> [WORK TO BE COMPLETED]: Return each record shown beneath, word for word.

> [MATERIAL SHOWN]:
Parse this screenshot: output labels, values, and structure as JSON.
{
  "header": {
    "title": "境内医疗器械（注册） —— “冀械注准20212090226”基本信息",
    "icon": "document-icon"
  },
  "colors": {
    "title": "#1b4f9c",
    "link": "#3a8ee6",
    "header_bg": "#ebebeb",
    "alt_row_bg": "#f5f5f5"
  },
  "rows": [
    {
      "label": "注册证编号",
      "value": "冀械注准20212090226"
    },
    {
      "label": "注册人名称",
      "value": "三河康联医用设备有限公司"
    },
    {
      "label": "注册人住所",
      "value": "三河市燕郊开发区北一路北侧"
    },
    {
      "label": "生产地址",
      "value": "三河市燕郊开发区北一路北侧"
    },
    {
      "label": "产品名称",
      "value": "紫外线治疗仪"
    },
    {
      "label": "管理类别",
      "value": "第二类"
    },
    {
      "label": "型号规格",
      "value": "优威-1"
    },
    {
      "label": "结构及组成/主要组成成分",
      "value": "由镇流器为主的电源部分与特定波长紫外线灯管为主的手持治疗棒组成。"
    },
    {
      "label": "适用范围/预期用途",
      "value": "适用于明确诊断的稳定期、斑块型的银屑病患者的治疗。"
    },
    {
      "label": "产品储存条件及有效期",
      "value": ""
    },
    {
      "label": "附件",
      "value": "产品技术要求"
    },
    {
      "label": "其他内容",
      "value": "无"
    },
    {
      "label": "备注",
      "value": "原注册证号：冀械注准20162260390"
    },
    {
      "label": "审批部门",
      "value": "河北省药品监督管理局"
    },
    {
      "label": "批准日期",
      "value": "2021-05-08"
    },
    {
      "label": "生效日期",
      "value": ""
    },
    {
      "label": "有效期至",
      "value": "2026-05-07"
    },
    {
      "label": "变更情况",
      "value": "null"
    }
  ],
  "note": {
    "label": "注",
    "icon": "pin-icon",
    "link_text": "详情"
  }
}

> [RESPONSE FOR THIS EXERCISE]:
Parse this screenshot: output labels, values, and structure as JSON.
{
  "header": {
    "title": "境内医疗器械（注册） —— “冀械注准20212090226”基本信息",
    "icon": "document-icon"
  },
  "colors": {
    "title": "#1b4f9c",
    "link": "#3a8ee6",
    "header_bg": "#ebebeb",
    "alt_row_bg": "#f5f5f5"
  },
  "rows": [
    {
      "label": "注册证编号",
      "value": "冀械注准20212090226"
    },
    {
      "label": "注册人名称",
      "value": "三河康联医用设备有限公司"
    },
    {
      "label": "注册人住所",
      "value": "三河市燕郊开发区北一路北侧"
    },
    {
      "label": "生产地址",
      "value": "三河市燕郊开发区北一路北侧"
    },
    {
      "label": "产品名称",
      "value": "紫外线治疗仪"
    },
    {
      "label": "管理类别",
      "value": "第二类"
    },
    {
      "label": "型号规格",
      "value": "优威-1"
    },
    {
      "label": "结构及组成/主要组成成分",
      "value": "由镇流器为主的电源部分与特定波长紫外线灯管为主的手持治疗棒组成。"
    },
    {
      "label": "适用范围/预期用途",
      "value": "适用于明确诊断的稳定期、斑块型的银屑病患者的治疗。"
    },
    {
      "label": "产品储存条件及有效期",
      "value": ""
    },
    {
      "label": "附件",
      "value": "产品技术要求"
    },
    {
      "label": "其他内容",
      "value": "无"
    },
    {
      "label": "备注",
      "value": "原注册证号：冀械注准20162260390"
    },
    {
      "label": "审批部门",
      "value": "河北省药品监督管理局"
    },
    {
      "label": "批准日期",
      "value": "2021-05-08"
    },
    {
      "label": "生效日期",
      "value": ""
    },
    {
      "label": "有效期至",
      "value": "2026-05-07"
    },
    {
      "label": "变更情况",
      "value": "null"
    }
  ],
  "note": {
    "label": "注",
    "icon": "pin-icon",
    "link_text": "详情"
  }
}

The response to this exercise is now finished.